In the end, we’re all human.

Answering the second question, when the March 11th earthquake happened I wanted to go back. I felt that Japan was like a friend that had been hurt. I don’t abandon my friends when they need my help. I go and see what I can do to make them feel better. And so, I wanted to come back to Japan and help in any way I could. It was torture waiting to hear from JET. I was trying to think of ways to go back. I had applications for Fulbright and Red Cross at the ready if I didn’t get the job.
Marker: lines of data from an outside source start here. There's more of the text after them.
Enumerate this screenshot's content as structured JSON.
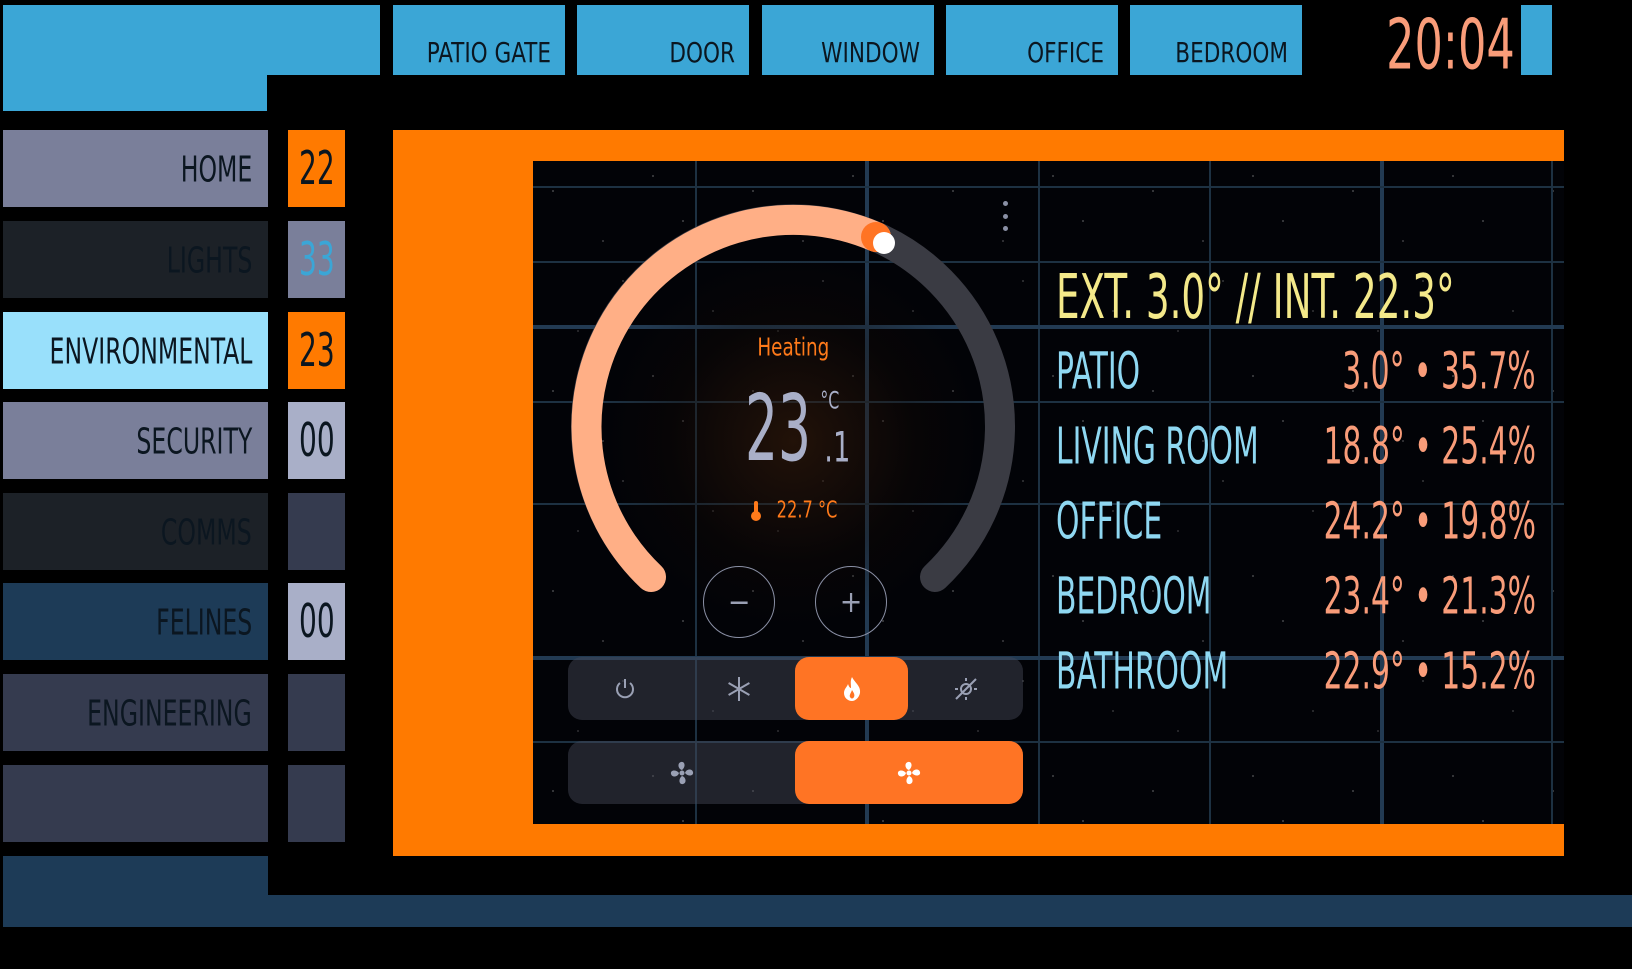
{
  "colors": {
    "accent_blue": "#3ba6d6",
    "accent_orange": "#ff7a00",
    "lavender": "#7a7f9a",
    "light_cyan": "#99e0fb",
    "navy": "#1d3b57",
    "slate": "#353b4f",
    "dark": "#1c2127"
  },
  "top_nav": {
    "items": [
      {
        "label": "PATIO GATE"
      },
      {
        "label": "DOOR"
      },
      {
        "label": "WINDOW"
      },
      {
        "label": "OFFICE"
      },
      {
        "label": "BEDROOM"
      }
    ]
  },
  "clock": "20:04",
  "sidebar": {
    "items": [
      {
        "label": "HOME",
        "badge": "22",
        "active": false
      },
      {
        "label": "LIGHTS",
        "badge": "33",
        "active": false
      },
      {
        "label": "ENVIRONMENTAL",
        "badge": "23",
        "active": true
      },
      {
        "label": "SECURITY",
        "badge": "00",
        "active": false
      },
      {
        "label": "COMMS",
        "badge": "",
        "active": false
      },
      {
        "label": "FELINES",
        "badge": "00",
        "active": false
      },
      {
        "label": "ENGINEERING",
        "badge": "",
        "active": false
      },
      {
        "label": "",
        "badge": "",
        "active": false
      }
    ]
  },
  "thermostat": {
    "status": "Heating",
    "target_whole": "23",
    "target_decimal": ".1",
    "unit": "°C",
    "current": "22.7 °C",
    "decrease_label": "−",
    "increase_label": "+",
    "modes": [
      {
        "icon": "power-icon",
        "active": false
      },
      {
        "icon": "snowflake-icon",
        "active": false
      },
      {
        "icon": "flame-icon",
        "active": true
      },
      {
        "icon": "heat-off-icon",
        "active": false
      }
    ],
    "fan_modes": [
      {
        "icon": "fan-icon",
        "active": false
      },
      {
        "icon": "fan-icon",
        "active": true
      }
    ]
  },
  "sensors": {
    "header": "EXT. 3.0° // INT. 22.3°",
    "rows": [
      {
        "name": "PATIO",
        "value": "3.0° • 35.7%"
      },
      {
        "name": "LIVING ROOM",
        "value": "18.8° • 25.4%"
      },
      {
        "name": "OFFICE",
        "value": "24.2° • 19.8%"
      },
      {
        "name": "BEDROOM",
        "value": "23.4° • 21.3%"
      },
      {
        "name": "BATHROOM",
        "value": "22.9° • 15.2%"
      }
    ]
  }
}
Luckily, I did get the ALT position. I felt so relieved that I was going back. My mom wasn’t worried. She saw where my city was on the map and basically said, “Oh, yeah, you’re fine.” My family’s been pretty supportive of the whole thing. I noticed that the radiation levels around my city were minimal, and even then, I would’ve gone had the nuclear incident spawned a massive Godzilla outbreak.

I wanted to help, no matter what I didn’t, and still don’t, want to be an ally in just name only. I want to be there for the country that stole my heart so long ago in good times and bad. I don’t want to just show up when it’s convenient. I want to be there for all of it. I want to be here when the earthquakes happen (and they do, almost every day or every other day, it’s no big deal). I want to be here when the typhoons hit (although the recent combination of typhoon and earthquake was terrifying, I wont lie). I want to be there when its boring, interesting, exciting, awful, miserable, great, amazing, just okay, and all the rest. I want to be there for Japan.
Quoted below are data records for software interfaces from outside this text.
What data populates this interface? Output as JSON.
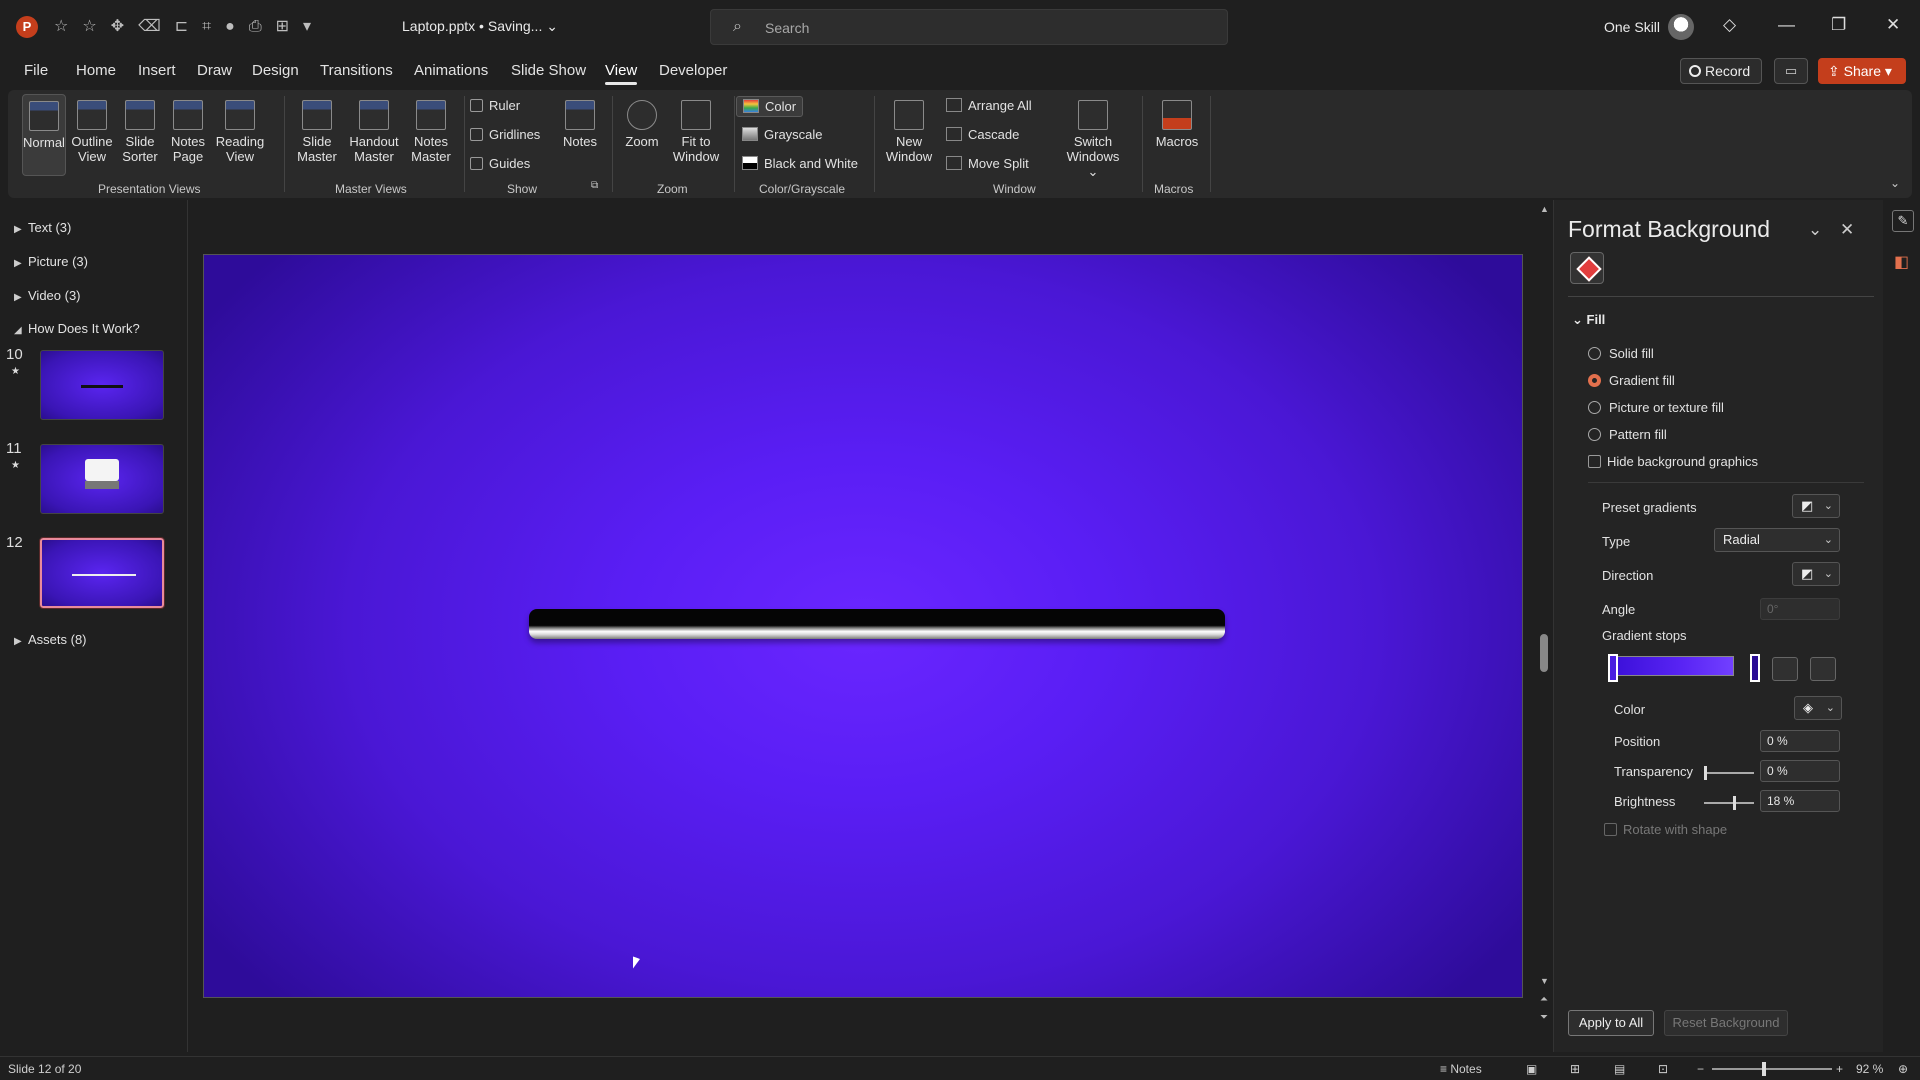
{
  "titlebar": {
    "app_logo": "P",
    "file_title": "Laptop.pptx • Saving...",
    "search_placeholder": "Search",
    "user_name": "One Skill"
  },
  "tabs": [
    "File",
    "Home",
    "Insert",
    "Draw",
    "Design",
    "Transitions",
    "Animations",
    "Slide Show",
    "View",
    "Developer"
  ],
  "active_tab": "View",
  "actions": {
    "record": "Record",
    "share": "Share"
  },
  "ribbon": {
    "presentation_views": {
      "label": "Presentation Views",
      "buttons": [
        [
          "Normal",
          ""
        ],
        [
          "Outline",
          "View"
        ],
        [
          "Slide",
          "Sorter"
        ],
        [
          "Notes",
          "Page"
        ],
        [
          "Reading",
          "View"
        ]
      ]
    },
    "master_views": {
      "label": "Master Views",
      "buttons": [
        [
          "Slide",
          "Master"
        ],
        [
          "Handout",
          "Master"
        ],
        [
          "Notes",
          "Master"
        ]
      ]
    },
    "show": {
      "label": "Show",
      "checks": [
        "Ruler",
        "Gridlines",
        "Guides"
      ],
      "notes": "Notes"
    },
    "zoom": {
      "label": "Zoom",
      "zoom": "Zoom",
      "fit": [
        "Fit to",
        "Window"
      ]
    },
    "color": {
      "label": "Color/Grayscale",
      "items": [
        "Color",
        "Grayscale",
        "Black and White"
      ]
    },
    "window": {
      "label": "Window",
      "new": [
        "New",
        "Window"
      ],
      "items": [
        "Arrange All",
        "Cascade",
        "Move Split"
      ],
      "switch": [
        "Switch",
        "Windows"
      ]
    },
    "macros": {
      "label": "Macros",
      "macros": "Macros"
    }
  },
  "slide_panel": {
    "sections": [
      "Text (3)",
      "Picture (3)",
      "Video (3)",
      "How Does It Work?",
      "Assets (8)"
    ],
    "slides": [
      "10",
      "11",
      "12"
    ]
  },
  "pane": {
    "title": "Format Background",
    "fill_header": "Fill",
    "fill_options": [
      "Solid fill",
      "Gradient fill",
      "Picture or texture fill",
      "Pattern fill"
    ],
    "selected_fill": "Gradient fill",
    "hide_bg": "Hide background graphics",
    "preset_gradients": "Preset gradients",
    "type_label": "Type",
    "type_value": "Radial",
    "direction": "Direction",
    "angle": "Angle",
    "angle_value": "0°",
    "gradient_stops": "Gradient stops",
    "color": "Color",
    "position": "Position",
    "position_value": "0 %",
    "transparency": "Transparency",
    "transparency_value": "0 %",
    "brightness": "Brightness",
    "brightness_value": "18 %",
    "rotate": "Rotate with shape",
    "apply_all": "Apply to All",
    "reset": "Reset Background"
  },
  "status": {
    "slide_of": "Slide 12 of 20",
    "notes": "Notes",
    "zoom": "92 %"
  },
  "colors": {
    "accent": "#c43e1c",
    "slide_center": "#6a26ff",
    "slide_edge": "#2e0c9a"
  }
}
Now, I am living the dream! I want to continue to be a friend to Japan and to the people of Japan. I want to help those who want to understand my culture, and I want to learn about Japanese culture very much. Although I am a teacher, I still want to learn. I take any opportunity I can to have a cultural exchange, even though the language issues still pop up.

I am afraid sometimes, but not of radiation or earthquakes. I’m afraid that I’ll mess up and get sent back home. I’m afraid that one day I’ll wake up and it had all just been some weird dream. Losing this job would be my worst nightmare. I was homesick for a moment, but I don’t want to go back. Not really, not when there’s still so much to do. I try not to let the fear control me, because I want to be strong.

TTYL!